Component data from apps and pages:
---------------

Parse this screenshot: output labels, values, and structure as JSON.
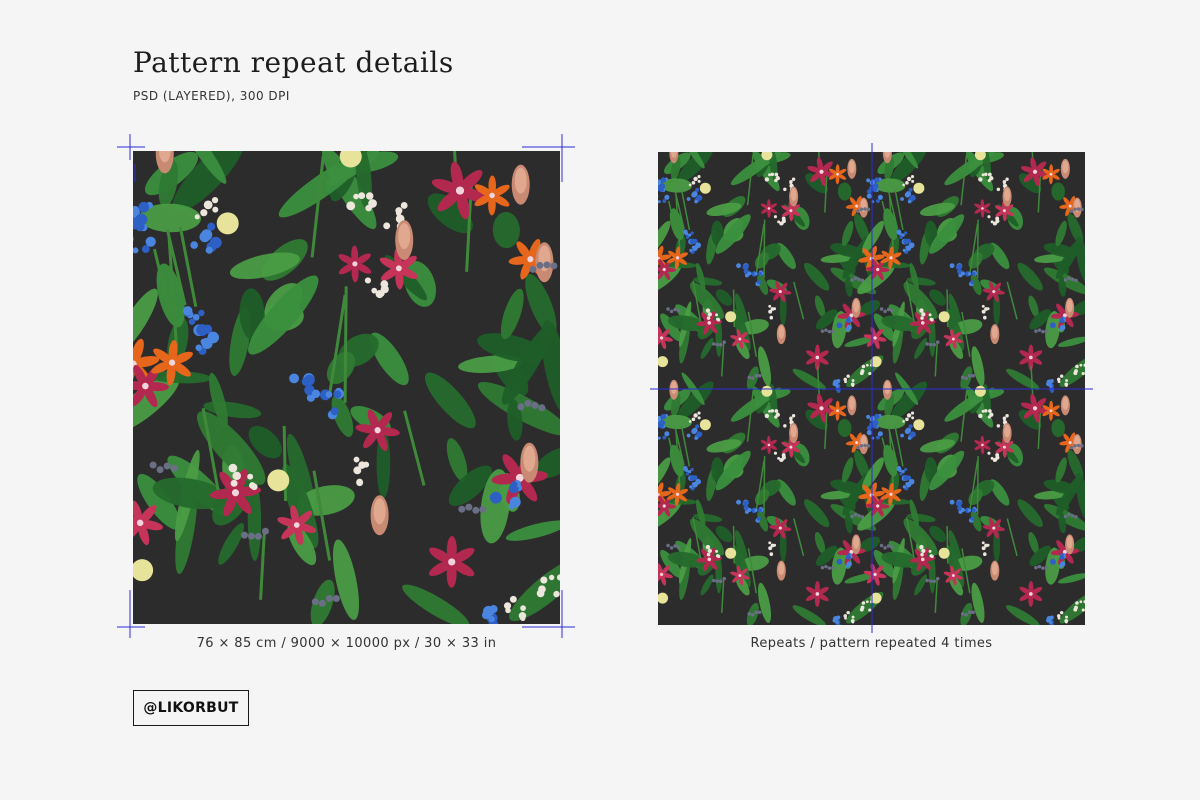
{
  "header": {
    "title": "Pattern repeat details",
    "subtitle": "PSD (LAYERED), 300 DPI"
  },
  "panels": {
    "single": {
      "caption": "76 × 85 cm / 9000 × 10000 px / 30 × 33 in"
    },
    "repeat": {
      "caption": "Repeats / pattern repeated 4 times",
      "repeat_count": 4
    }
  },
  "brand": {
    "logo_text": "@LIKORBUT"
  },
  "colors": {
    "page_background": "#f5f5f5",
    "pattern_background": "#2c2c2c",
    "guide_lines": "#2b2bd6",
    "leaf": "#2f7a34",
    "flower_pink": "#c6345a",
    "flower_orange": "#e6661c",
    "flower_blue": "#2d5fc4",
    "flower_white": "#ece6dc"
  }
}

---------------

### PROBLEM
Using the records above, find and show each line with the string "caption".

### REPLY
      "caption": "76 × 85 cm / 9000 × 10000 px / 30 × 33 in"
      "caption": "Repeats / pattern repeated 4 times",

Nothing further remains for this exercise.